Around this time last year, Boris Johnson appeared before the British people to tell them that, as the vaccines came through in 2021, “the whole concept of a lockdown will be redundant”. Three weeks later, Christmas was cancelled. As the country edges towards more restrictions and rushes to get the booster vaccine programme underway, it is a timely reminder both of how quickly the coronavirus can disrupt plans and assumptions and, indeed, how complacent, vacillating and chaotic the prime minister can be when he really puts his mind to it.

The main difference with a year ago is of course the vaccines are now a defensive reality rather than a fragile hope. Mr Johnson is entirely right to push the system to breaking point and beyond to try and deliver millions of jabs before the omicron variant makes its presence felt. It is indeed the main priority, and it is right that all resources, and that includes the military, are deployed to push booster rates as high as possible and as fast as possible.

For a change, it is a moment when the prime minister’s often mindless optimism and baseless boosterism is entirely appropriate to the task in hand – getting people out of their armchairs, out into the cold, and into the Covid walk-in clinics.
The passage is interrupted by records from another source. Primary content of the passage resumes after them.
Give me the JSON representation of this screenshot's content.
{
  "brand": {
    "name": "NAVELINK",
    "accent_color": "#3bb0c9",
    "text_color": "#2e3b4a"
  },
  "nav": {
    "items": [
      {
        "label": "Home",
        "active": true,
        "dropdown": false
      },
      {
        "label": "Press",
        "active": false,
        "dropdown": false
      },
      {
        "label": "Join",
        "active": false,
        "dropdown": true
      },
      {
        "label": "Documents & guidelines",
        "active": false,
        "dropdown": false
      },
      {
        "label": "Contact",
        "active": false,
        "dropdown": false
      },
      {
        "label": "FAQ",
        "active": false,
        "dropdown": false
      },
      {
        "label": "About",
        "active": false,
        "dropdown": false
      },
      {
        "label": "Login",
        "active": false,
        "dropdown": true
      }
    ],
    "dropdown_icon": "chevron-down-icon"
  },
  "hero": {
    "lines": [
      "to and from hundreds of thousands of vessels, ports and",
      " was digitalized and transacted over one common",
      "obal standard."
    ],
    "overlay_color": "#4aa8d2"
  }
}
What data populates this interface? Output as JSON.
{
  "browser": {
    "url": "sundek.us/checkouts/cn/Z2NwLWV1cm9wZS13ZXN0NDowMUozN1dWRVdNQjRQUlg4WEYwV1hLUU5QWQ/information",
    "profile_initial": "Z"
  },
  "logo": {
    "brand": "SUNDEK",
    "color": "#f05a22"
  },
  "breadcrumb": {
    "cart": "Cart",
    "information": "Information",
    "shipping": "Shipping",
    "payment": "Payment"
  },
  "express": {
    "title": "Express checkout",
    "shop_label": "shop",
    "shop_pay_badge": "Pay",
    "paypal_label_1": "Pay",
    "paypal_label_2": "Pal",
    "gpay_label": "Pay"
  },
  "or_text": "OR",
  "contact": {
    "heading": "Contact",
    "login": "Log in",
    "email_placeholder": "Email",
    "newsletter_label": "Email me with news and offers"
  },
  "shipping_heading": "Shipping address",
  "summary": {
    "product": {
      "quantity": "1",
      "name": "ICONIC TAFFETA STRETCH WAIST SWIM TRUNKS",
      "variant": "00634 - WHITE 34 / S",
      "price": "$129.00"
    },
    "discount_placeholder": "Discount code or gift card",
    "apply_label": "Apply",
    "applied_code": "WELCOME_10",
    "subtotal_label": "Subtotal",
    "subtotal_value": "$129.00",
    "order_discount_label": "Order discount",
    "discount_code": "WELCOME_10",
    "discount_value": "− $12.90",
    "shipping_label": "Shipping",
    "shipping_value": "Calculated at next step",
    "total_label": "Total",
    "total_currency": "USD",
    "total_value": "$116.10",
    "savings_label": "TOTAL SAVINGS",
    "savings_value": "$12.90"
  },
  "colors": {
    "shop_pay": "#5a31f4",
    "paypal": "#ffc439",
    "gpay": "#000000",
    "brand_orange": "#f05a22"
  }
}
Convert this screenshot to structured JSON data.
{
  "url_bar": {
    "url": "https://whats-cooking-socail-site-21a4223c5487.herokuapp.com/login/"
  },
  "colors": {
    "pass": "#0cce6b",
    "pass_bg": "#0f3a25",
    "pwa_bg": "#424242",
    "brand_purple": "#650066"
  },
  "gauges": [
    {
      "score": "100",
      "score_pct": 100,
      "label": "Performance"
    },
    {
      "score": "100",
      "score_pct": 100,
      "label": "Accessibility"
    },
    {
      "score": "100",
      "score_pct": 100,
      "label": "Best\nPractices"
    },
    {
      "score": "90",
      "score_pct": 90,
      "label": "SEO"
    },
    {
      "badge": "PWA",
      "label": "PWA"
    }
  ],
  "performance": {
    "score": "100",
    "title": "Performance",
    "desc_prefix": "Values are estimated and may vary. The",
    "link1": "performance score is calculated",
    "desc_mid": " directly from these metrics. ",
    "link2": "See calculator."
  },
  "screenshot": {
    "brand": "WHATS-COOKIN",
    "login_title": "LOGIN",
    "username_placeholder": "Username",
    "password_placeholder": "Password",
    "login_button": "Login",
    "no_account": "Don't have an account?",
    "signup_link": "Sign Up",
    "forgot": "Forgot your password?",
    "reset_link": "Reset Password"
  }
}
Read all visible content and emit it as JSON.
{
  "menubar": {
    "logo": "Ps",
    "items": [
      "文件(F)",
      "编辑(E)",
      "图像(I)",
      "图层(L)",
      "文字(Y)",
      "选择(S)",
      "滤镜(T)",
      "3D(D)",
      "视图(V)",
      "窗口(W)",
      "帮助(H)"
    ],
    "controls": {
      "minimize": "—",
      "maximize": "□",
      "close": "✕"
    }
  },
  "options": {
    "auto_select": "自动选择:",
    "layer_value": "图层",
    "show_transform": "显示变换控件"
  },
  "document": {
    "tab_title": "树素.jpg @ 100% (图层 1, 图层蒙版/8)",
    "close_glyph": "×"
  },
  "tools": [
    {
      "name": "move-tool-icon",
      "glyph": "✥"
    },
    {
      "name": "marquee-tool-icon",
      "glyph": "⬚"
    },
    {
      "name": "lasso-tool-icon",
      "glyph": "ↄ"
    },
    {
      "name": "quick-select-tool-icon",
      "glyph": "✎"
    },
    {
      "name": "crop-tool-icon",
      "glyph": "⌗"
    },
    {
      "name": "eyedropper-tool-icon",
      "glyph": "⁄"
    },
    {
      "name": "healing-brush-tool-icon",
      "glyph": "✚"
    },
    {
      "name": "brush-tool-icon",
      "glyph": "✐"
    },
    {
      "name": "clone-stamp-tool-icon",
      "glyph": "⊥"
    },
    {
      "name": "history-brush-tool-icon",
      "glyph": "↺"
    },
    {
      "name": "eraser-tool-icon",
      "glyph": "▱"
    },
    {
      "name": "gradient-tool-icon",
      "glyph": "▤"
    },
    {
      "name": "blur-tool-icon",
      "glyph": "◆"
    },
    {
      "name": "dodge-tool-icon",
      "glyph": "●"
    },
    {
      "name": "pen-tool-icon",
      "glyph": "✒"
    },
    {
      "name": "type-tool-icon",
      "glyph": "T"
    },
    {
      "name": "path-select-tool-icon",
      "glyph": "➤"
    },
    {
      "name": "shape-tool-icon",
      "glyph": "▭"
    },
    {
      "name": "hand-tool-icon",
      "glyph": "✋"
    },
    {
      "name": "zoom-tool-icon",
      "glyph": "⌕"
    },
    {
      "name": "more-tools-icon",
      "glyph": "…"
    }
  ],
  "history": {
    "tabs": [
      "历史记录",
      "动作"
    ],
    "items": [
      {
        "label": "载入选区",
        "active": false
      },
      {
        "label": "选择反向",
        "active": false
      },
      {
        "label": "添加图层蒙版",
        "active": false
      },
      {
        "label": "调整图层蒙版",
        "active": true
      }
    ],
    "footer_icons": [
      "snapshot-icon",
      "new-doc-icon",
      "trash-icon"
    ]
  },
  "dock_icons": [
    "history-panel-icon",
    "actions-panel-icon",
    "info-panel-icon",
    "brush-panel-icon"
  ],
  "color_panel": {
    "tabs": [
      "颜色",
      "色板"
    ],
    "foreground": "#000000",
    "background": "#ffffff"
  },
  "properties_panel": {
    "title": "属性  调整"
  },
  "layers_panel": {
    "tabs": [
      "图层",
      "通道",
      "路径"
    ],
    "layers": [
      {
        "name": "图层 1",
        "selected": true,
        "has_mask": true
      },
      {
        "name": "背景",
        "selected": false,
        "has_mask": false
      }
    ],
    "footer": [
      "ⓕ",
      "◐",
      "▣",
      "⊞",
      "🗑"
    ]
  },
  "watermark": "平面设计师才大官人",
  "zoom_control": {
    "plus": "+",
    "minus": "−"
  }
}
Too often the prime minister seems to revert back to happier times when he was mayor of London, when he didn’t have much power to do anything except some exuberant cheerleading and ridiculous photo stunts. It seems churlish, though it is fair, to point out that the booster programme in England has proceeded more slowly than the initial push, and the counterpart campaign in Scotland.

Join our new commenting forum

Join thought-provoking conversations, follow other Independent readers and see their replies

Comments

Thank you for registering

Please refresh the page or navigate to another page on the site to be automatically logged inPlease refresh your browser to be logged in